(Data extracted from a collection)
○ ○ ○
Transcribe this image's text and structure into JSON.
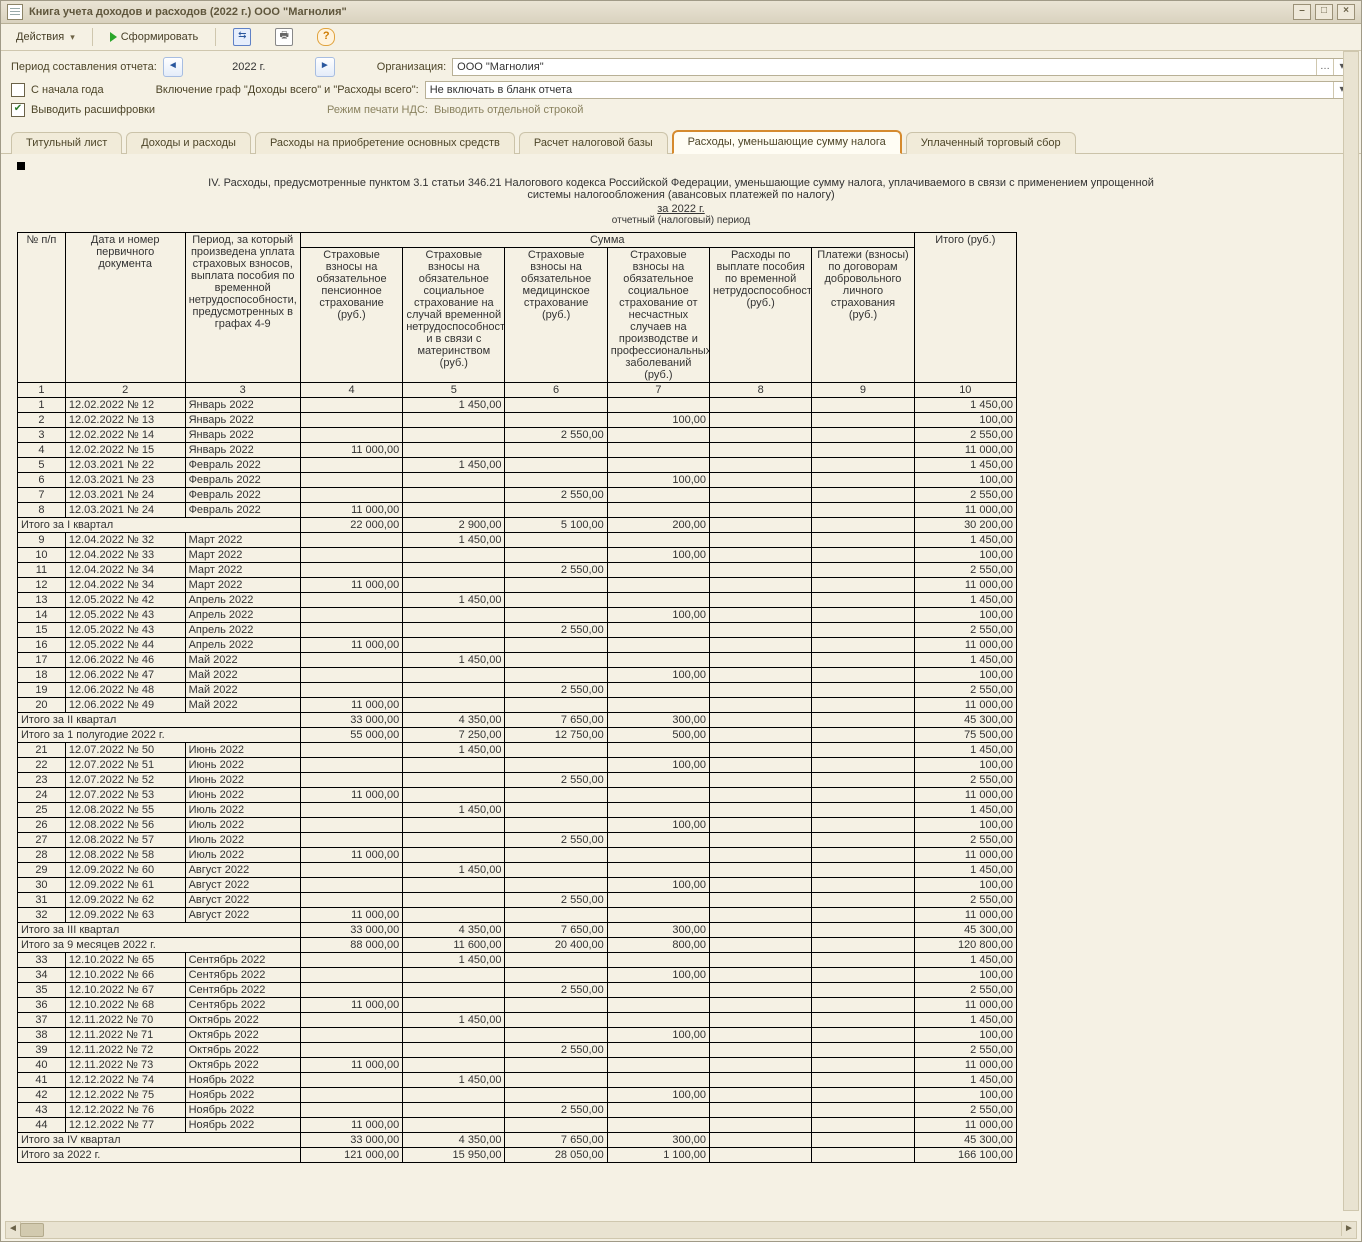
{
  "window": {
    "title": "Книга учета доходов и расходов (2022 г.) ООО \"Магнолия\""
  },
  "toolbar": {
    "actions": "Действия",
    "form": "Сформировать"
  },
  "params": {
    "period_label": "Период составления отчета:",
    "year": "2022 г.",
    "org_label": "Организация:",
    "org_value": "ООО \"Магнолия\"",
    "from_start": "С начала года",
    "include_label": "Включение граф \"Доходы всего\" и \"Расходы всего\":",
    "include_value": "Не включать в бланк отчета",
    "decode": "Выводить расшифровки",
    "vat_mode_label": "Режим печати НДС:",
    "vat_mode_value": "Выводить отдельной строкой"
  },
  "tabs": [
    "Титульный лист",
    "Доходы и расходы",
    "Расходы на приобретение основных средств",
    "Расчет налоговой базы",
    "Расходы, уменьшающие сумму налога",
    "Уплаченный торговый сбор"
  ],
  "active_tab": 4,
  "report": {
    "title": "IV. Расходы, предусмотренные пунктом 3.1 статьи 346.21 Налогового кодекса Российской Федерации, уменьшающие сумму налога, уплачиваемого в связи с применением упрощенной системы налогообложения (авансовых платежей по налогу)",
    "for_year": "за 2022 г.",
    "sub": "отчетный (налоговый) период"
  },
  "columns": {
    "c1": "№ п/п",
    "c2": "Дата и номер первичного документа",
    "c3": "Период, за который произведена уплата страховых взносов, выплата пособия по временной нетрудоспособности, предусмотренных в графах 4-9",
    "sum": "Сумма",
    "c4": "Страховые взносы на обязательное пенсионное страхование (руб.)",
    "c5": "Страховые взносы на обязательное социальное страхование на случай временной нетрудоспособности и в связи с материнством (руб.)",
    "c6": "Страховые взносы на обязательное медицинское страхование (руб.)",
    "c7": "Страховые взносы на обязательное социальное страхование от несчастных случаев на производстве и профессиональных заболеваний (руб.)",
    "c8": "Расходы по выплате пособия по временной нетрудоспособности (руб.)",
    "c9": "Платежи (взносы) по договорам добровольного личного страхования (руб.)",
    "c10": "Итого (руб.)"
  },
  "colnums": [
    "1",
    "2",
    "3",
    "4",
    "5",
    "6",
    "7",
    "8",
    "9",
    "10"
  ],
  "rows": [
    {
      "n": "1",
      "doc": "12.02.2022 № 12",
      "per": "Январь 2022",
      "v": [
        "",
        "1 450,00",
        "",
        "",
        "",
        ""
      ],
      "t": "1 450,00"
    },
    {
      "n": "2",
      "doc": "12.02.2022 № 13",
      "per": "Январь 2022",
      "v": [
        "",
        "",
        "",
        "100,00",
        "",
        ""
      ],
      "t": "100,00"
    },
    {
      "n": "3",
      "doc": "12.02.2022 № 14",
      "per": "Январь 2022",
      "v": [
        "",
        "",
        "2 550,00",
        "",
        "",
        ""
      ],
      "t": "2 550,00"
    },
    {
      "n": "4",
      "doc": "12.02.2022 № 15",
      "per": "Январь 2022",
      "v": [
        "11 000,00",
        "",
        "",
        "",
        "",
        ""
      ],
      "t": "11 000,00"
    },
    {
      "n": "5",
      "doc": "12.03.2021 № 22",
      "per": "Февраль 2022",
      "v": [
        "",
        "1 450,00",
        "",
        "",
        "",
        ""
      ],
      "t": "1 450,00"
    },
    {
      "n": "6",
      "doc": "12.03.2021 № 23",
      "per": "Февраль 2022",
      "v": [
        "",
        "",
        "",
        "100,00",
        "",
        ""
      ],
      "t": "100,00"
    },
    {
      "n": "7",
      "doc": "12.03.2021 № 24",
      "per": "Февраль 2022",
      "v": [
        "",
        "",
        "2 550,00",
        "",
        "",
        ""
      ],
      "t": "2 550,00"
    },
    {
      "n": "8",
      "doc": "12.03.2021 № 24",
      "per": "Февраль 2022",
      "v": [
        "11 000,00",
        "",
        "",
        "",
        "",
        ""
      ],
      "t": "11 000,00"
    },
    {
      "sum": "Итого за I квартал",
      "v": [
        "22 000,00",
        "2 900,00",
        "5 100,00",
        "200,00",
        "",
        ""
      ],
      "t": "30 200,00"
    },
    {
      "n": "9",
      "doc": "12.04.2022 № 32",
      "per": "Март 2022",
      "v": [
        "",
        "1 450,00",
        "",
        "",
        "",
        ""
      ],
      "t": "1 450,00"
    },
    {
      "n": "10",
      "doc": "12.04.2022 № 33",
      "per": "Март 2022",
      "v": [
        "",
        "",
        "",
        "100,00",
        "",
        ""
      ],
      "t": "100,00"
    },
    {
      "n": "11",
      "doc": "12.04.2022 № 34",
      "per": "Март 2022",
      "v": [
        "",
        "",
        "2 550,00",
        "",
        "",
        ""
      ],
      "t": "2 550,00"
    },
    {
      "n": "12",
      "doc": "12.04.2022 № 34",
      "per": "Март 2022",
      "v": [
        "11 000,00",
        "",
        "",
        "",
        "",
        ""
      ],
      "t": "11 000,00"
    },
    {
      "n": "13",
      "doc": "12.05.2022 № 42",
      "per": "Апрель 2022",
      "v": [
        "",
        "1 450,00",
        "",
        "",
        "",
        ""
      ],
      "t": "1 450,00"
    },
    {
      "n": "14",
      "doc": "12.05.2022 № 43",
      "per": "Апрель 2022",
      "v": [
        "",
        "",
        "",
        "100,00",
        "",
        ""
      ],
      "t": "100,00"
    },
    {
      "n": "15",
      "doc": "12.05.2022 № 43",
      "per": "Апрель 2022",
      "v": [
        "",
        "",
        "2 550,00",
        "",
        "",
        ""
      ],
      "t": "2 550,00"
    },
    {
      "n": "16",
      "doc": "12.05.2022 № 44",
      "per": "Апрель 2022",
      "v": [
        "11 000,00",
        "",
        "",
        "",
        "",
        ""
      ],
      "t": "11 000,00"
    },
    {
      "n": "17",
      "doc": "12.06.2022 № 46",
      "per": "Май 2022",
      "v": [
        "",
        "1 450,00",
        "",
        "",
        "",
        ""
      ],
      "t": "1 450,00"
    },
    {
      "n": "18",
      "doc": "12.06.2022 № 47",
      "per": "Май 2022",
      "v": [
        "",
        "",
        "",
        "100,00",
        "",
        ""
      ],
      "t": "100,00"
    },
    {
      "n": "19",
      "doc": "12.06.2022 № 48",
      "per": "Май 2022",
      "v": [
        "",
        "",
        "2 550,00",
        "",
        "",
        ""
      ],
      "t": "2 550,00"
    },
    {
      "n": "20",
      "doc": "12.06.2022 № 49",
      "per": "Май 2022",
      "v": [
        "11 000,00",
        "",
        "",
        "",
        "",
        ""
      ],
      "t": "11 000,00"
    },
    {
      "sum": "Итого за II квартал",
      "v": [
        "33 000,00",
        "4 350,00",
        "7 650,00",
        "300,00",
        "",
        ""
      ],
      "t": "45 300,00"
    },
    {
      "sum": "Итого за 1 полугодие 2022 г.",
      "v": [
        "55 000,00",
        "7 250,00",
        "12 750,00",
        "500,00",
        "",
        ""
      ],
      "t": "75 500,00"
    },
    {
      "n": "21",
      "doc": "12.07.2022 № 50",
      "per": "Июнь 2022",
      "v": [
        "",
        "1 450,00",
        "",
        "",
        "",
        ""
      ],
      "t": "1 450,00"
    },
    {
      "n": "22",
      "doc": "12.07.2022 № 51",
      "per": "Июнь 2022",
      "v": [
        "",
        "",
        "",
        "100,00",
        "",
        ""
      ],
      "t": "100,00"
    },
    {
      "n": "23",
      "doc": "12.07.2022 № 52",
      "per": "Июнь 2022",
      "v": [
        "",
        "",
        "2 550,00",
        "",
        "",
        ""
      ],
      "t": "2 550,00"
    },
    {
      "n": "24",
      "doc": "12.07.2022 № 53",
      "per": "Июнь 2022",
      "v": [
        "11 000,00",
        "",
        "",
        "",
        "",
        ""
      ],
      "t": "11 000,00"
    },
    {
      "n": "25",
      "doc": "12.08.2022 № 55",
      "per": "Июль 2022",
      "v": [
        "",
        "1 450,00",
        "",
        "",
        "",
        ""
      ],
      "t": "1 450,00"
    },
    {
      "n": "26",
      "doc": "12.08.2022 № 56",
      "per": "Июль 2022",
      "v": [
        "",
        "",
        "",
        "100,00",
        "",
        ""
      ],
      "t": "100,00"
    },
    {
      "n": "27",
      "doc": "12.08.2022 № 57",
      "per": "Июль 2022",
      "v": [
        "",
        "",
        "2 550,00",
        "",
        "",
        ""
      ],
      "t": "2 550,00"
    },
    {
      "n": "28",
      "doc": "12.08.2022 № 58",
      "per": "Июль 2022",
      "v": [
        "11 000,00",
        "",
        "",
        "",
        "",
        ""
      ],
      "t": "11 000,00"
    },
    {
      "n": "29",
      "doc": "12.09.2022 № 60",
      "per": "Август 2022",
      "v": [
        "",
        "1 450,00",
        "",
        "",
        "",
        ""
      ],
      "t": "1 450,00"
    },
    {
      "n": "30",
      "doc": "12.09.2022 № 61",
      "per": "Август 2022",
      "v": [
        "",
        "",
        "",
        "100,00",
        "",
        ""
      ],
      "t": "100,00"
    },
    {
      "n": "31",
      "doc": "12.09.2022 № 62",
      "per": "Август 2022",
      "v": [
        "",
        "",
        "2 550,00",
        "",
        "",
        ""
      ],
      "t": "2 550,00"
    },
    {
      "n": "32",
      "doc": "12.09.2022 № 63",
      "per": "Август 2022",
      "v": [
        "11 000,00",
        "",
        "",
        "",
        "",
        ""
      ],
      "t": "11 000,00"
    },
    {
      "sum": "Итого за III квартал",
      "v": [
        "33 000,00",
        "4 350,00",
        "7 650,00",
        "300,00",
        "",
        ""
      ],
      "t": "45 300,00"
    },
    {
      "sum": "Итого за 9 месяцев 2022 г.",
      "v": [
        "88 000,00",
        "11 600,00",
        "20 400,00",
        "800,00",
        "",
        ""
      ],
      "t": "120 800,00"
    },
    {
      "n": "33",
      "doc": "12.10.2022 № 65",
      "per": "Сентябрь 2022",
      "v": [
        "",
        "1 450,00",
        "",
        "",
        "",
        ""
      ],
      "t": "1 450,00"
    },
    {
      "n": "34",
      "doc": "12.10.2022 № 66",
      "per": "Сентябрь 2022",
      "v": [
        "",
        "",
        "",
        "100,00",
        "",
        ""
      ],
      "t": "100,00"
    },
    {
      "n": "35",
      "doc": "12.10.2022 № 67",
      "per": "Сентябрь 2022",
      "v": [
        "",
        "",
        "2 550,00",
        "",
        "",
        ""
      ],
      "t": "2 550,00"
    },
    {
      "n": "36",
      "doc": "12.10.2022 № 68",
      "per": "Сентябрь 2022",
      "v": [
        "11 000,00",
        "",
        "",
        "",
        "",
        ""
      ],
      "t": "11 000,00"
    },
    {
      "n": "37",
      "doc": "12.11.2022 № 70",
      "per": "Октябрь 2022",
      "v": [
        "",
        "1 450,00",
        "",
        "",
        "",
        ""
      ],
      "t": "1 450,00"
    },
    {
      "n": "38",
      "doc": "12.11.2022 № 71",
      "per": "Октябрь 2022",
      "v": [
        "",
        "",
        "",
        "100,00",
        "",
        ""
      ],
      "t": "100,00"
    },
    {
      "n": "39",
      "doc": "12.11.2022 № 72",
      "per": "Октябрь 2022",
      "v": [
        "",
        "",
        "2 550,00",
        "",
        "",
        ""
      ],
      "t": "2 550,00"
    },
    {
      "n": "40",
      "doc": "12.11.2022 № 73",
      "per": "Октябрь 2022",
      "v": [
        "11 000,00",
        "",
        "",
        "",
        "",
        ""
      ],
      "t": "11 000,00"
    },
    {
      "n": "41",
      "doc": "12.12.2022 № 74",
      "per": "Ноябрь 2022",
      "v": [
        "",
        "1 450,00",
        "",
        "",
        "",
        ""
      ],
      "t": "1 450,00"
    },
    {
      "n": "42",
      "doc": "12.12.2022 № 75",
      "per": "Ноябрь 2022",
      "v": [
        "",
        "",
        "",
        "100,00",
        "",
        ""
      ],
      "t": "100,00"
    },
    {
      "n": "43",
      "doc": "12.12.2022 № 76",
      "per": "Ноябрь 2022",
      "v": [
        "",
        "",
        "2 550,00",
        "",
        "",
        ""
      ],
      "t": "2 550,00"
    },
    {
      "n": "44",
      "doc": "12.12.2022 № 77",
      "per": "Ноябрь 2022",
      "v": [
        "11 000,00",
        "",
        "",
        "",
        "",
        ""
      ],
      "t": "11 000,00"
    },
    {
      "sum": "Итого за IV квартал",
      "v": [
        "33 000,00",
        "4 350,00",
        "7 650,00",
        "300,00",
        "",
        ""
      ],
      "t": "45 300,00"
    },
    {
      "sum": "Итого за 2022 г.",
      "v": [
        "121 000,00",
        "15 950,00",
        "28 050,00",
        "1 100,00",
        "",
        ""
      ],
      "t": "166 100,00"
    }
  ]
}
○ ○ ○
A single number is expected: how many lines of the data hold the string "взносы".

5